= Task item =
Exact copy without images: repeat every entry as written.

+++ Exercise data +++

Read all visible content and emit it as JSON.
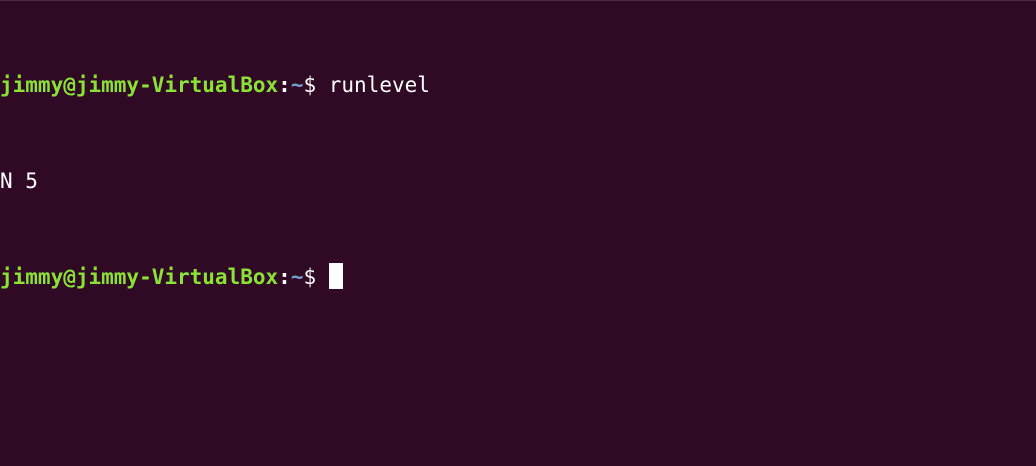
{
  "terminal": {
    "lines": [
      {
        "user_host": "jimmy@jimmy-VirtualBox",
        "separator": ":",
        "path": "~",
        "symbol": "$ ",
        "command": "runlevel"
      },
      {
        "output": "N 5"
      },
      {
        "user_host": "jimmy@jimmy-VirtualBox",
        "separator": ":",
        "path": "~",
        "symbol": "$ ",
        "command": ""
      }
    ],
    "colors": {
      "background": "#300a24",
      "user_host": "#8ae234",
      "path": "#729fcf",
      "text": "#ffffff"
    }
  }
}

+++

= Response =
Read all visible content and emit it as JSON.
{
  "terminal": {
    "lines": [
      {
        "user_host": "jimmy@jimmy-VirtualBox",
        "separator": ":",
        "path": "~",
        "symbol": "$ ",
        "command": "runlevel"
      },
      {
        "output": "N 5"
      },
      {
        "user_host": "jimmy@jimmy-VirtualBox",
        "separator": ":",
        "path": "~",
        "symbol": "$ ",
        "command": ""
      }
    ],
    "colors": {
      "background": "#300a24",
      "user_host": "#8ae234",
      "path": "#729fcf",
      "text": "#ffffff"
    }
  }
}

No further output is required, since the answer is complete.